Prior to 1945 Japan was, in theory, an absolute monarchy. In fact, the Emperor, under the Meiji Constitution, depended upon various advisers and councillors to run the government. After the Japanese surrendered to the Allies in 1945 a new constitution was drafted to create a modern, democratic nation. Japan continued to have an Emperor, but the role of the Emperor became largely symbolic. Power resides in the Diet (Parliament) and the Prime Minister’s office (along with the PM’s Cabinet). The post war constitution has been in effect for 70 years, and, until recently, remained unchanged. One of the key provisions of the constitution made Japan officially a pacifist state, although it allowed for a purely defensive military. Recent changes – quite controversial ones – allow greater flexibility in terms of the military. Interestingly, the current constitution was, for the most part, drafted by Americans on the staff of General Douglas Macarthur, who was in command of Japan for a period of time immediately after the end of the war. They had assistance from Japanese legal scholars, but most of the work was done by Americans. However, the constitution is very different from the US constitution. Not only does it adopt a Westminster type government, it also adheres to the civil law tradition – not the common law tradition inherited from the British by the Americans.

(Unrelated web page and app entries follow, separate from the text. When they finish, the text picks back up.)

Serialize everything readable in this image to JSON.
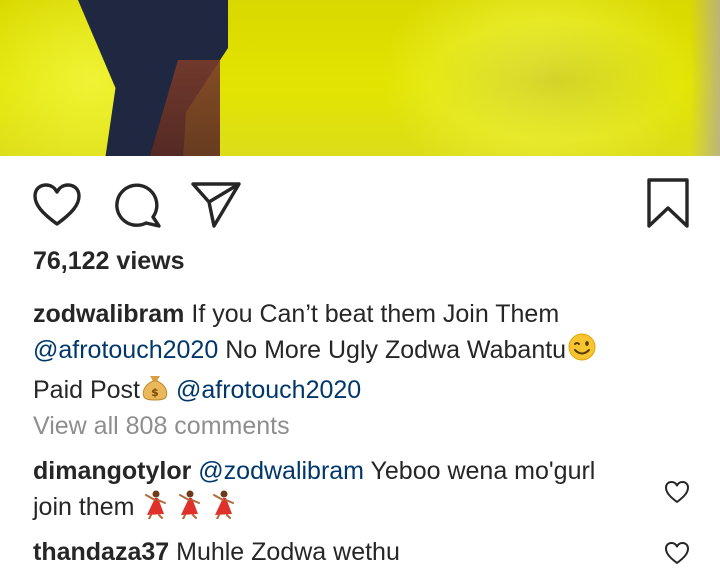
{
  "post": {
    "views": "76,122 views",
    "caption": {
      "username": "zodwalibram",
      "text1": "If you Can’t beat them Join Them",
      "mention1": "@afrotouch2020",
      "text2": "No More Ugly Zodwa Wabantu",
      "emoji1": "winking-face",
      "text3": "Paid Post",
      "emoji2": "money-bag",
      "mention2": "@afrotouch2020"
    },
    "view_all_comments": "View all 808 comments"
  },
  "comments": [
    {
      "username": "dimangotylor",
      "mention": "@zodwalibram",
      "text": "Yeboo wena mo'gurl",
      "text2": "join them",
      "emoji": "dancing-woman",
      "emoji_count": 3
    },
    {
      "username": "thandaza37",
      "text": "Muhle Zodwa wethu"
    }
  ],
  "icons": {
    "like": "heart-icon",
    "comment": "comment-icon",
    "share": "paper-plane-icon",
    "save": "bookmark-icon"
  },
  "colors": {
    "text": "#262626",
    "link": "#00376b",
    "muted": "#8e8e8e"
  }
}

These three constitutions provide good case studies for the operation of electoral democracy and for the balancing of individual rights against the interests of the society as a whole. The goals may be similar – encouraging broad electoral participation and protecting individuals from oppression by the state – but the approaches are different among the three nations. The three societies also have striking differences. For example, Japan is largely homogeneous. France has citizens from a wider variety of backgrounds thanks, in part, to French colonial activities in Africa and Asia, but there is a common concept of what it means to be “French” regardless of race, religion or ethnicity. The United States is a vast melting pot of people from many different ethnic, racial, and religious backgrounds with varying ideas about what it means to be an “American” (with apologies to other “Americans” from Canada south to Argentina and Chile). How do the various constitutions reflect these differences and how do they work in terms of managing potential conflicts among different racial, ethnic and religious groups?
By the end of this course you should have: